The annual and lifetime gifting limits exist whether you are gifting someone cash or a non-cash items like a car or a house but you have to be aware of the cost basis pitfalls associated with gifting non-cash assets. When you make a gift to someone, the amount of the gift is based on the fair market value of that asset when the gift is made, however the person receiving the gift inherits your cost basis in that asset. Versus, if they inherit the assets from you, they receive a step-up in basis.
Let me explain this via an example. The most common example that we see is parents gifting their house to their kids while they’re still alive. Assume the parents bought the house 30 years ago for $50,000 and now the house is worth $300,000. If they give the house to their kids today, they have made a $300,000 gift in a single year, it does not trigger a tax event because it’s still below their lifetime exclusion, but the kids inherit their cost basis of $50,000. Meaning, when they pass away and the kids sell the house, assuming the house sells for $300,000, they would have to pay tax on the $250,000 gain.
Instead, if the parents retained ownership of the house, when the parents pass away, their kids would receive a “step-up in basis” meaning their cost basis in the house is the value of the house as of the date of death. If they sell the house for $300,000 and their cost basis in the house is now stepped up to $300,000, they would not owe any tax saving thousand of dollars in taxes that would have been paid under the gifting scenario.

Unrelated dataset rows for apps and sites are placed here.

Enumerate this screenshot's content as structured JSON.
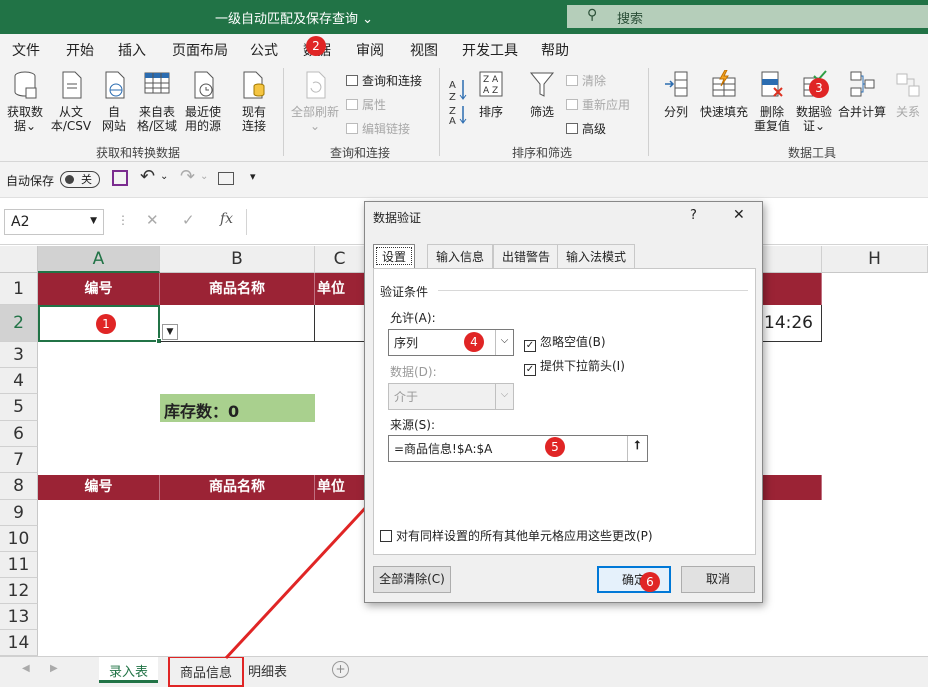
{
  "window": {
    "title": "一级自动匹配及保存查询 ⌄",
    "search_placeholder": "搜索"
  },
  "menu": [
    "文件",
    "开始",
    "插入",
    "页面布局",
    "公式",
    "数据",
    "审阅",
    "视图",
    "开发工具",
    "帮助"
  ],
  "ribbon": {
    "get_data": "获取数\n据⌄",
    "from_csv": "从文\n本/CSV",
    "from_web": "自\n网站",
    "from_table": "来自表\n格/区域",
    "recent": "最近使\n用的源",
    "existing": "现有\n连接",
    "refresh_all": "全部刷新",
    "queries_conn": "查询和连接",
    "properties": "属性",
    "edit_links": "编辑链接",
    "sort_az": "A→Z",
    "sort": "排序",
    "filter": "筛选",
    "clear": "清除",
    "reapply": "重新应用",
    "advanced": "高级",
    "split": "分列",
    "flash_fill": "快速填充",
    "remove_dup": "删除\n重复值",
    "validation": "数据验\n证⌄",
    "consolidate": "合并计算",
    "relations": "关系",
    "group_get": "获取和转换数据",
    "group_query": "查询和连接",
    "group_sort": "排序和筛选",
    "group_tools": "数据工具"
  },
  "qat": {
    "autosave": "自动保存",
    "toggle": "关"
  },
  "namebox": "A2",
  "fx": "fx",
  "columns": [
    "A",
    "B",
    "C",
    "H"
  ],
  "rows": [
    "1",
    "2",
    "3",
    "4",
    "5",
    "6",
    "7",
    "8",
    "9",
    "10",
    "11",
    "12",
    "13",
    "14"
  ],
  "headers_row1": [
    "编号",
    "商品名称",
    "单位"
  ],
  "headers_row8": [
    "编号",
    "商品名称",
    "单位"
  ],
  "stock_label": "库存数：0",
  "time_fragment": "14:26",
  "sheets": [
    "录入表",
    "商品信息",
    "明细表"
  ],
  "dialog": {
    "title": "数据验证",
    "help": "?",
    "close": "✕",
    "tabs": [
      "设置",
      "输入信息",
      "出错警告",
      "输入法模式"
    ],
    "section": "验证条件",
    "allow_label": "允许(A):",
    "allow_value": "序列",
    "ignore_blank": "忽略空值(B)",
    "dropdown_arrow": "提供下拉箭头(I)",
    "data_label": "数据(D):",
    "data_value": "介于",
    "source_label": "来源(S):",
    "source_value": "=商品信息!$A:$A",
    "apply_all": "对有同样设置的所有其他单元格应用这些更改(P)",
    "clear_all": "全部清除(C)",
    "ok": "确定",
    "cancel": "取消"
  },
  "badges": [
    "1",
    "2",
    "3",
    "4",
    "5",
    "6"
  ],
  "colors": {
    "excel_green": "#217346",
    "header_red": "#9b2335",
    "stock_green": "#a9d08e",
    "annotation_red": "#e02525"
  }
}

Lesson: When gifting non-cash assets that have appreciated in value, make sure you’re aware of the tax impact. A little advantage tax strategy, if you have a desire to gift money to a charity or not-for-profit, sometimes it makes sense to do so with assets that have appreciated in value because when they sell them they don’t have to pay taxes given their not-for-profit status. Be sure to consult wit your tax advisor when executing these advanced gifting strategies.
Hi, I’m Michael Ruger. I’m the managing partner of Greenbush Financial Group and the creator of the nationally recognized Money Smart Board blog . I created the blog because there are a lot of events in life that require important financial decisions. The goal is to help our readers avoid big financial missteps, discover financial solutions that they were not aware of, and to optimize their financial future.